SCOTTSDALE, Ariz. -- Josh Rojas got to the point where he'd had enough.
After a poor Spring Training in 2020 followed up by a .180 average during the 60-game regular season, the D-backs infielder/outfielder knew something had to change.
Well, more than one thing.
"I changed a lot of things," Rojas said. "I changed my diet. I changed my sleep habits. I changed how hard I was lifting. I also started swinging a lot earlier. I started working with [D-backs hitting coaches] probably at the beginning of January -- a little bit in December but really picked it up in January. So instead of coming in for Spring Training like [it] used to happen, making those adjustments while playing games, now I can actually work on at-bats and fine-tune those things instead of making big tweaks while playing other competition."
Rojas' improved sleep has given him more energy and allowed him to wake up earlier in the morning.
And after receiving grief in the past for his diet from shortstop Nick Ahmed, Rojas has begun to follow Ahmed's dietary program.
It's early in camp, but the results so far have been encouraging.
Rojas has looked good defensively at shortstop and he's been mashing at the plate. On Thursday against the Angels, he hit his first homer of the spring. He followed that up with a two-homer game Friday night against the Reds.
This would be a good time for Rojas to put together an impressive spring, because it could set him up nicely for the season.
The D-backs have an opening at second base when Ketel Marte is playing center. There's opportunity to get at-bats as Ahmed's backup, and there's also a right-field job that will be open with Kole Calhoun expected to start the year on the injured list.
"I think that it’s my job to compete and do the best I can," Rojas said. "Obviously there’s openings on the field, depending on where Ketel has to go and anything like that. So it’s my job to show that I can play and crack the lineup. It basically falls on my shoulders to show that I can compete against anybody we face."

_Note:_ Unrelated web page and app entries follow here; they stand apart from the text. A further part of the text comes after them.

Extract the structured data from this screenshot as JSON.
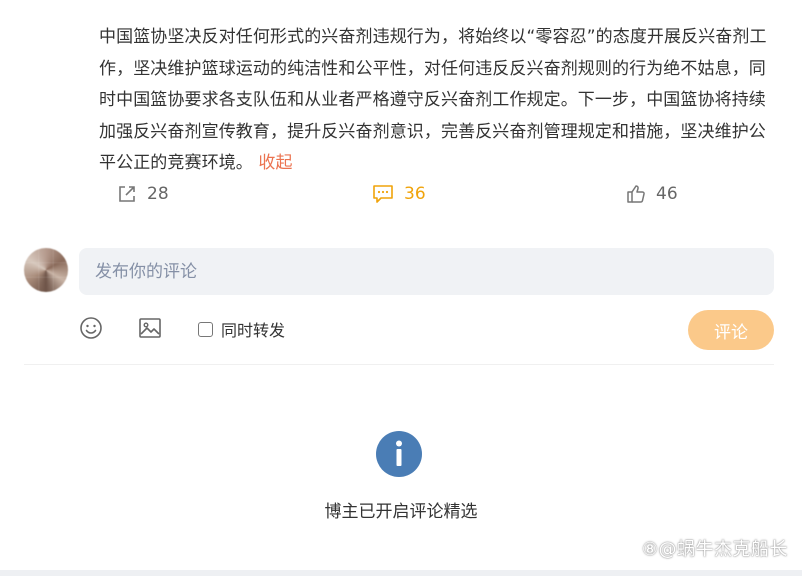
{
  "post": {
    "text": "中国篮协坚决反对任何形式的兴奋剂违规行为，将始终以“零容忍”的态度开展反兴奋剂工作，坚决维护篮球运动的纯洁性和公平性，对任何违反反兴奋剂规则的行为绝不姑息，同时中国篮协要求各支队伍和从业者严格遵守反兴奋剂工作规定。下一步，中国篮协将持续加强反兴奋剂宣传教育，提升反兴奋剂意识，完善反兴奋剂管理规定和措施，坚决维护公平公正的竞赛环境。",
    "collapse_label": "收起"
  },
  "actions": {
    "share_count": "28",
    "comment_count": "36",
    "like_count": "46"
  },
  "composer": {
    "placeholder": "发布你的评论",
    "repost_label": "同时转发",
    "submit_label": "评论"
  },
  "notice": {
    "text": "博主已开启评论精选"
  },
  "watermark": {
    "text": "⑧@蜗牛杰克船长"
  },
  "colors": {
    "accent": "#eb7350",
    "comment_active": "#f0a30a",
    "submit_bg": "#fbc98a",
    "info_icon": "#4a7db5"
  }
}
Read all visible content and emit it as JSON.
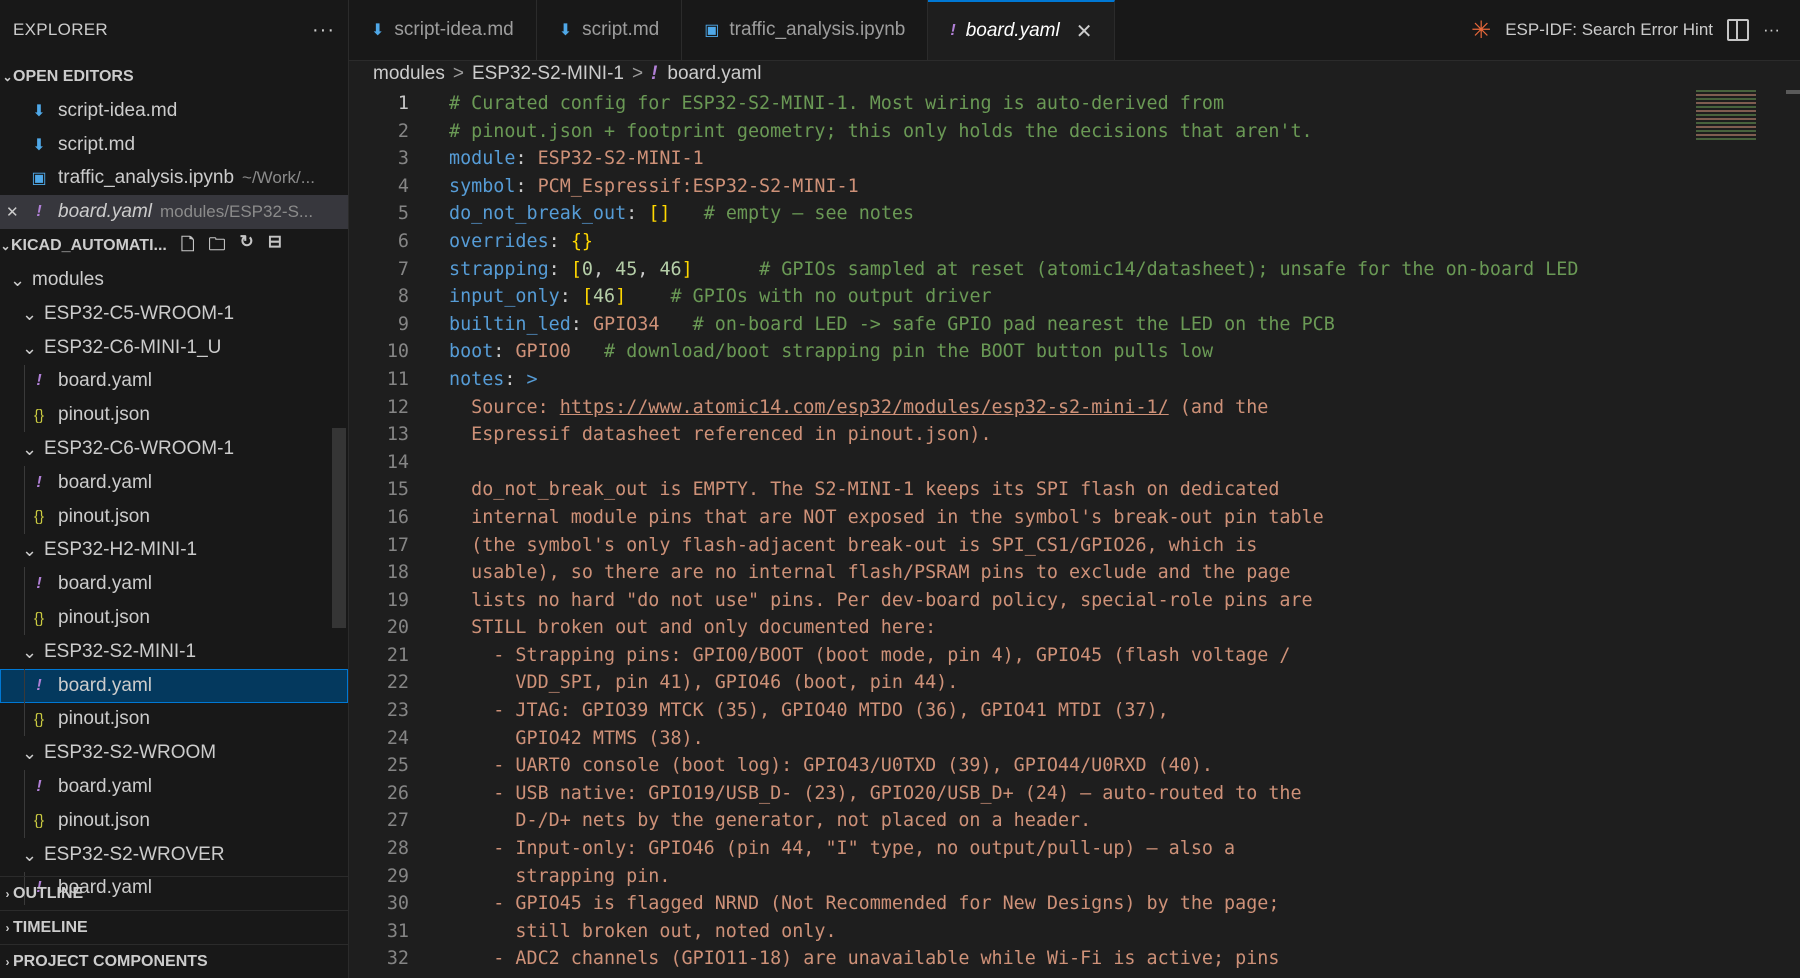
{
  "explorer": {
    "title": "EXPLORER",
    "more": "···",
    "open_editors_title": "OPEN EDITORS",
    "open_editors": [
      {
        "name": "script-idea.md",
        "desc": "",
        "icon": "markdown-file-icon",
        "italic": false,
        "close": false
      },
      {
        "name": "script.md",
        "desc": "",
        "icon": "markdown-file-icon",
        "italic": false,
        "close": false
      },
      {
        "name": "traffic_analysis.ipynb",
        "desc": "~/Work/...",
        "icon": "notebook-file-icon",
        "italic": false,
        "close": false
      },
      {
        "name": "board.yaml",
        "desc": "modules/ESP32-S...",
        "icon": "yaml-file-icon",
        "italic": true,
        "close": true
      }
    ],
    "workspace_title": "KICAD_AUTOMATI...",
    "tree": [
      {
        "depth": 0,
        "label": "modules",
        "type": "folder"
      },
      {
        "depth": 1,
        "label": "ESP32-C5-WROOM-1",
        "type": "folder"
      },
      {
        "depth": 1,
        "label": "ESP32-C6-MINI-1_U",
        "type": "folder"
      },
      {
        "depth": 2,
        "label": "board.yaml",
        "type": "yaml"
      },
      {
        "depth": 2,
        "label": "pinout.json",
        "type": "json"
      },
      {
        "depth": 1,
        "label": "ESP32-C6-WROOM-1",
        "type": "folder"
      },
      {
        "depth": 2,
        "label": "board.yaml",
        "type": "yaml"
      },
      {
        "depth": 2,
        "label": "pinout.json",
        "type": "json"
      },
      {
        "depth": 1,
        "label": "ESP32-H2-MINI-1",
        "type": "folder"
      },
      {
        "depth": 2,
        "label": "board.yaml",
        "type": "yaml"
      },
      {
        "depth": 2,
        "label": "pinout.json",
        "type": "json"
      },
      {
        "depth": 1,
        "label": "ESP32-S2-MINI-1",
        "type": "folder"
      },
      {
        "depth": 2,
        "label": "board.yaml",
        "type": "yaml",
        "selected": true
      },
      {
        "depth": 2,
        "label": "pinout.json",
        "type": "json"
      },
      {
        "depth": 1,
        "label": "ESP32-S2-WROOM",
        "type": "folder"
      },
      {
        "depth": 2,
        "label": "board.yaml",
        "type": "yaml"
      },
      {
        "depth": 2,
        "label": "pinout.json",
        "type": "json"
      },
      {
        "depth": 1,
        "label": "ESP32-S2-WROVER",
        "type": "folder"
      },
      {
        "depth": 2,
        "label": "board.yaml",
        "type": "yaml"
      }
    ],
    "bottom_sections": [
      "OUTLINE",
      "TIMELINE",
      "PROJECT COMPONENTS"
    ]
  },
  "tabs": [
    {
      "label": "script-idea.md",
      "icon": "markdown-file-icon",
      "active": false
    },
    {
      "label": "script.md",
      "icon": "markdown-file-icon",
      "active": false
    },
    {
      "label": "traffic_analysis.ipynb",
      "icon": "notebook-file-icon",
      "active": false
    },
    {
      "label": "board.yaml",
      "icon": "yaml-file-icon",
      "active": true
    }
  ],
  "tab_actions": {
    "esp_idf_label": "ESP-IDF: Search Error Hint",
    "more": "···"
  },
  "breadcrumb": [
    "modules",
    "ESP32-S2-MINI-1",
    "board.yaml"
  ],
  "editor": {
    "current_line": 1,
    "lines": [
      [
        [
          "c",
          "# Curated config for ESP32-S2-MINI-1. Most wiring is auto-derived from"
        ]
      ],
      [
        [
          "c",
          "# pinout.json + footprint geometry; this only holds the decisions that aren't."
        ]
      ],
      [
        [
          "k",
          "module"
        ],
        [
          "p",
          ": "
        ],
        [
          "s",
          "ESP32-S2-MINI-1"
        ]
      ],
      [
        [
          "k",
          "symbol"
        ],
        [
          "p",
          ": "
        ],
        [
          "s",
          "PCM_Espressif:ESP32-S2-MINI-1"
        ]
      ],
      [
        [
          "k",
          "do_not_break_out"
        ],
        [
          "p",
          ": "
        ],
        [
          "b",
          "[]"
        ],
        [
          "p",
          "   "
        ],
        [
          "c",
          "# empty — see notes"
        ]
      ],
      [
        [
          "k",
          "overrides"
        ],
        [
          "p",
          ": "
        ],
        [
          "b",
          "{}"
        ]
      ],
      [
        [
          "k",
          "strapping"
        ],
        [
          "p",
          ": "
        ],
        [
          "b",
          "["
        ],
        [
          "n",
          "0"
        ],
        [
          "p",
          ", "
        ],
        [
          "n",
          "45"
        ],
        [
          "p",
          ", "
        ],
        [
          "n",
          "46"
        ],
        [
          "b",
          "]"
        ],
        [
          "p",
          "      "
        ],
        [
          "c",
          "# GPIOs sampled at reset (atomic14/datasheet); unsafe for the on-board LED"
        ]
      ],
      [
        [
          "k",
          "input_only"
        ],
        [
          "p",
          ": "
        ],
        [
          "b",
          "["
        ],
        [
          "n",
          "46"
        ],
        [
          "b",
          "]"
        ],
        [
          "p",
          "    "
        ],
        [
          "c",
          "# GPIOs with no output driver"
        ]
      ],
      [
        [
          "k",
          "builtin_led"
        ],
        [
          "p",
          ": "
        ],
        [
          "s",
          "GPIO34"
        ],
        [
          "p",
          "   "
        ],
        [
          "c",
          "# on-board LED -> safe GPIO pad nearest the LED on the PCB"
        ]
      ],
      [
        [
          "k",
          "boot"
        ],
        [
          "p",
          ": "
        ],
        [
          "s",
          "GPIO0"
        ],
        [
          "p",
          "   "
        ],
        [
          "c",
          "# download/boot strapping pin the BOOT button pulls low"
        ]
      ],
      [
        [
          "k",
          "notes"
        ],
        [
          "p",
          ": "
        ],
        [
          "k",
          ">"
        ]
      ],
      [
        [
          "s",
          "  Source: "
        ],
        [
          "u",
          "https://www.atomic14.com/esp32/modules/esp32-s2-mini-1/"
        ],
        [
          "s",
          " (and the"
        ]
      ],
      [
        [
          "s",
          "  Espressif datasheet referenced in pinout.json)."
        ]
      ],
      [
        [
          "s",
          ""
        ]
      ],
      [
        [
          "s",
          "  do_not_break_out is EMPTY. The S2-MINI-1 keeps its SPI flash on dedicated"
        ]
      ],
      [
        [
          "s",
          "  internal module pins that are NOT exposed in the symbol's break-out pin table"
        ]
      ],
      [
        [
          "s",
          "  (the symbol's only flash-adjacent break-out is SPI_CS1/GPIO26, which is"
        ]
      ],
      [
        [
          "s",
          "  usable), so there are no internal flash/PSRAM pins to exclude and the page"
        ]
      ],
      [
        [
          "s",
          "  lists no hard \"do not use\" pins. Per dev-board policy, special-role pins are"
        ]
      ],
      [
        [
          "s",
          "  STILL broken out and only documented here:"
        ]
      ],
      [
        [
          "s",
          "    - Strapping pins: GPIO0/BOOT (boot mode, pin 4), GPIO45 (flash voltage /"
        ]
      ],
      [
        [
          "s",
          "      VDD_SPI, pin 41), GPIO46 (boot, pin 44)."
        ]
      ],
      [
        [
          "s",
          "    - JTAG: GPIO39 MTCK (35), GPIO40 MTDO (36), GPIO41 MTDI (37),"
        ]
      ],
      [
        [
          "s",
          "      GPIO42 MTMS (38)."
        ]
      ],
      [
        [
          "s",
          "    - UART0 console (boot log): GPIO43/U0TXD (39), GPIO44/U0RXD (40)."
        ]
      ],
      [
        [
          "s",
          "    - USB native: GPIO19/USB_D- (23), GPIO20/USB_D+ (24) — auto-routed to the"
        ]
      ],
      [
        [
          "s",
          "      D-/D+ nets by the generator, not placed on a header."
        ]
      ],
      [
        [
          "s",
          "    - Input-only: GPIO46 (pin 44, \"I\" type, no output/pull-up) — also a"
        ]
      ],
      [
        [
          "s",
          "      strapping pin."
        ]
      ],
      [
        [
          "s",
          "    - GPIO45 is flagged NRND (Not Recommended for New Designs) by the page;"
        ]
      ],
      [
        [
          "s",
          "      still broken out, noted only."
        ]
      ],
      [
        [
          "s",
          "    - ADC2 channels (GPIO11-18) are unavailable while Wi-Fi is active; pins"
        ]
      ]
    ]
  }
}
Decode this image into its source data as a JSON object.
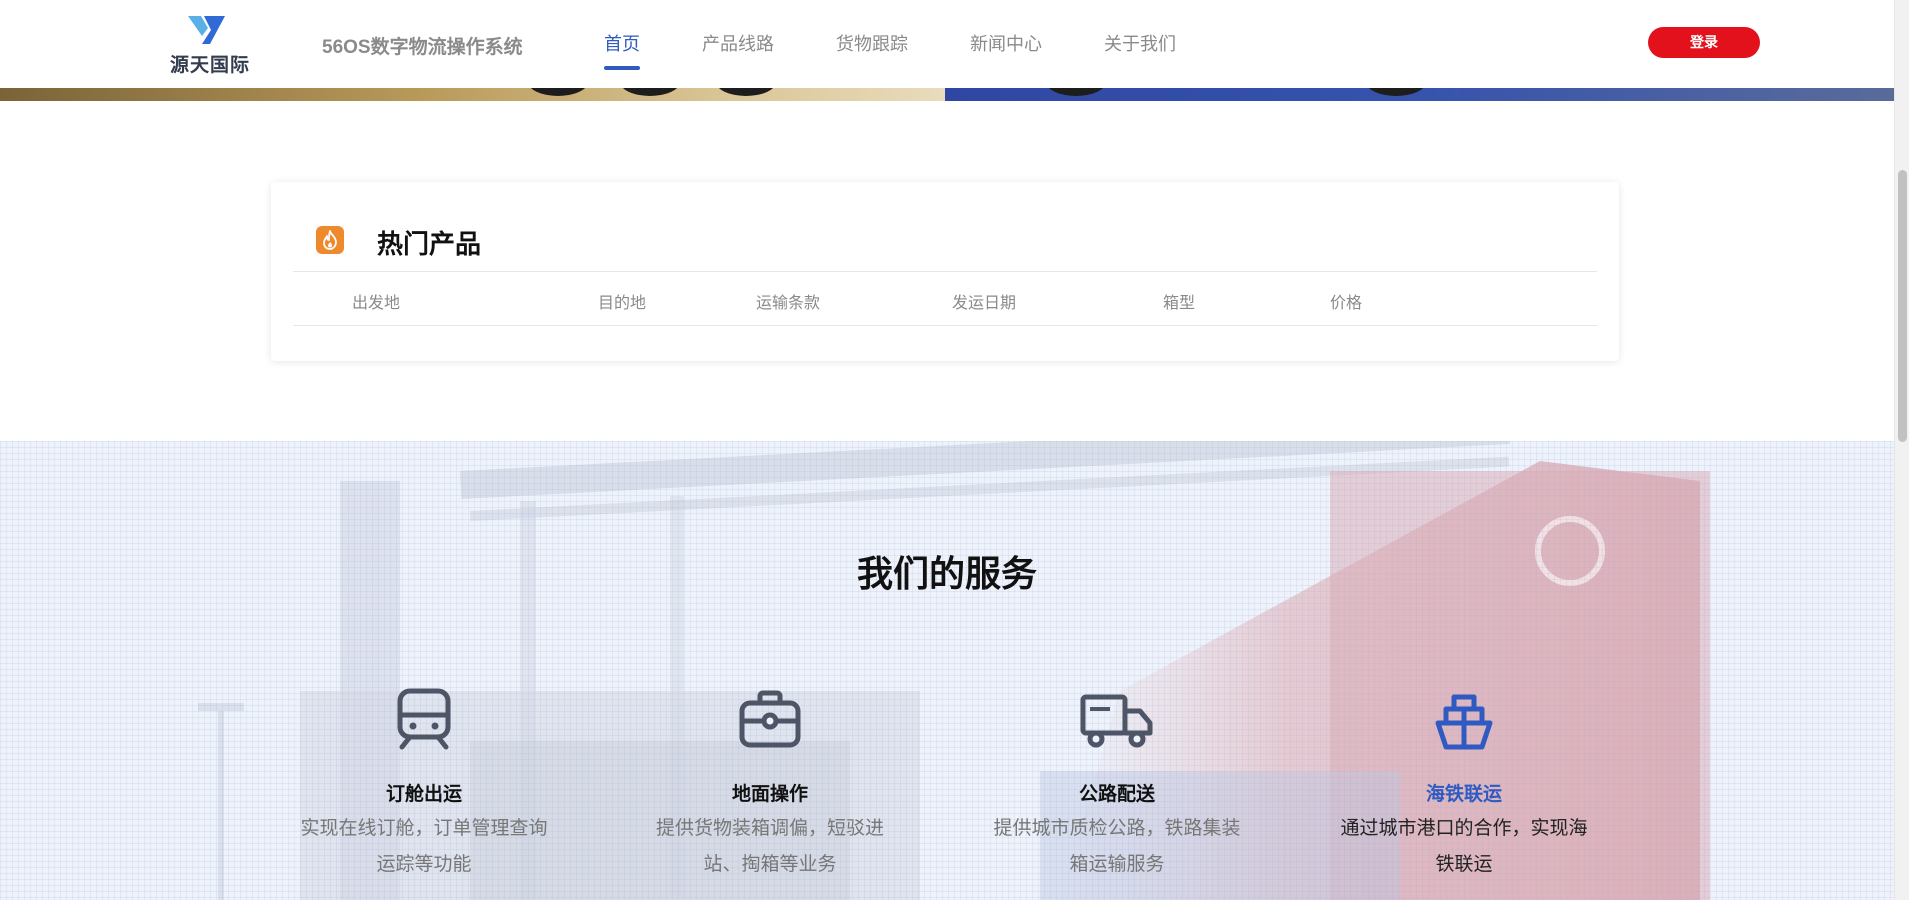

Rojas' versatility on defense helps his chances of making the team. He can play second, third and shortstop, as well as both corners in the outfield.
Rojas' chief competition is Josh VanMeter, who can play the same positions but is not as good at short as Rojas. Both VanMeter and Rojas are left-handed hitters, so it's possible that the team would only carry one of them in a backup role.
"Once I got here in January and the coaches started arriving, me and [infield coach Tony Perezchica] have been going at it on the infield," Rojas said. "Second base and shortstop. Really trying to fine-tune those skills. Mostly at shortstop, because the thought behind that is trying to get my footwork and everything going at the hardest position on the infield, so that when I do move, if I do have to move to second or third or anywhere else on the infield, that I’ve mastered the hardest position. And it only gets a little easier moving to second and moving to third."
Part of the return for Zack Greinke at the Trade Deadline in 2019, Rojas played left, right and second base after being called up in August of that year. Last season, he added shortstop to the list, and he's played third in the Minors as well.